*WORK REQUEST*
The task calls for every line of the data to be repeated exactly.

*Data about app and page elements*
• • • •
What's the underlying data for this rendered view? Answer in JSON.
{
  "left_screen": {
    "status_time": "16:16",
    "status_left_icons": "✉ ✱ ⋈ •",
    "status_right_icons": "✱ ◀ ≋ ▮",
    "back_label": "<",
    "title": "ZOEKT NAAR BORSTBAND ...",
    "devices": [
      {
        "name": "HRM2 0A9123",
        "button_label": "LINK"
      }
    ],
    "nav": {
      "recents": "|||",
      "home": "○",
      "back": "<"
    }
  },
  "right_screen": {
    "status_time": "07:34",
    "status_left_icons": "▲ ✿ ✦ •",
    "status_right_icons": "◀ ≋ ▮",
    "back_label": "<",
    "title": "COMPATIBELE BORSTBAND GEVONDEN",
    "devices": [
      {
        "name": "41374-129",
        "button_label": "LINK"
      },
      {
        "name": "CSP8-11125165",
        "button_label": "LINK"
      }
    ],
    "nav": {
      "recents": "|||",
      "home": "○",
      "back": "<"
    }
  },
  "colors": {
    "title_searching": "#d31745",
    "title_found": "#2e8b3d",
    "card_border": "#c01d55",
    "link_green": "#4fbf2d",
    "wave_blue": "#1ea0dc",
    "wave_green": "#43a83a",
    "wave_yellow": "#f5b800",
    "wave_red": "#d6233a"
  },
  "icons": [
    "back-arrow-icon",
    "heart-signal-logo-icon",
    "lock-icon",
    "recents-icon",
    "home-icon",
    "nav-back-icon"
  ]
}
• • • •
*OUTPUT OF THE EXERCISE*
What's the underlying data for this rendered view? Answer in JSON.
{
  "left_screen": {
    "status_time": "16:16",
    "status_left_icons": "✉ ✱ ⋈ •",
    "status_right_icons": "✱ ◀ ≋ ▮",
    "back_label": "<",
    "title": "ZOEKT NAAR BORSTBAND ...",
    "devices": [
      {
        "name": "HRM2 0A9123",
        "button_label": "LINK"
      }
    ],
    "nav": {
      "recents": "|||",
      "home": "○",
      "back": "<"
    }
  },
  "right_screen": {
    "status_time": "07:34",
    "status_left_icons": "▲ ✿ ✦ •",
    "status_right_icons": "◀ ≋ ▮",
    "back_label": "<",
    "title": "COMPATIBELE BORSTBAND GEVONDEN",
    "devices": [
      {
        "name": "41374-129",
        "button_label": "LINK"
      },
      {
        "name": "CSP8-11125165",
        "button_label": "LINK"
      }
    ],
    "nav": {
      "recents": "|||",
      "home": "○",
      "back": "<"
    }
  },
  "colors": {
    "title_searching": "#d31745",
    "title_found": "#2e8b3d",
    "card_border": "#c01d55",
    "link_green": "#4fbf2d",
    "wave_blue": "#1ea0dc",
    "wave_green": "#43a83a",
    "wave_yellow": "#f5b800",
    "wave_red": "#d6233a"
  },
  "icons": [
    "back-arrow-icon",
    "heart-signal-logo-icon",
    "lock-icon",
    "recents-icon",
    "home-icon",
    "nav-back-icon"
  ]
}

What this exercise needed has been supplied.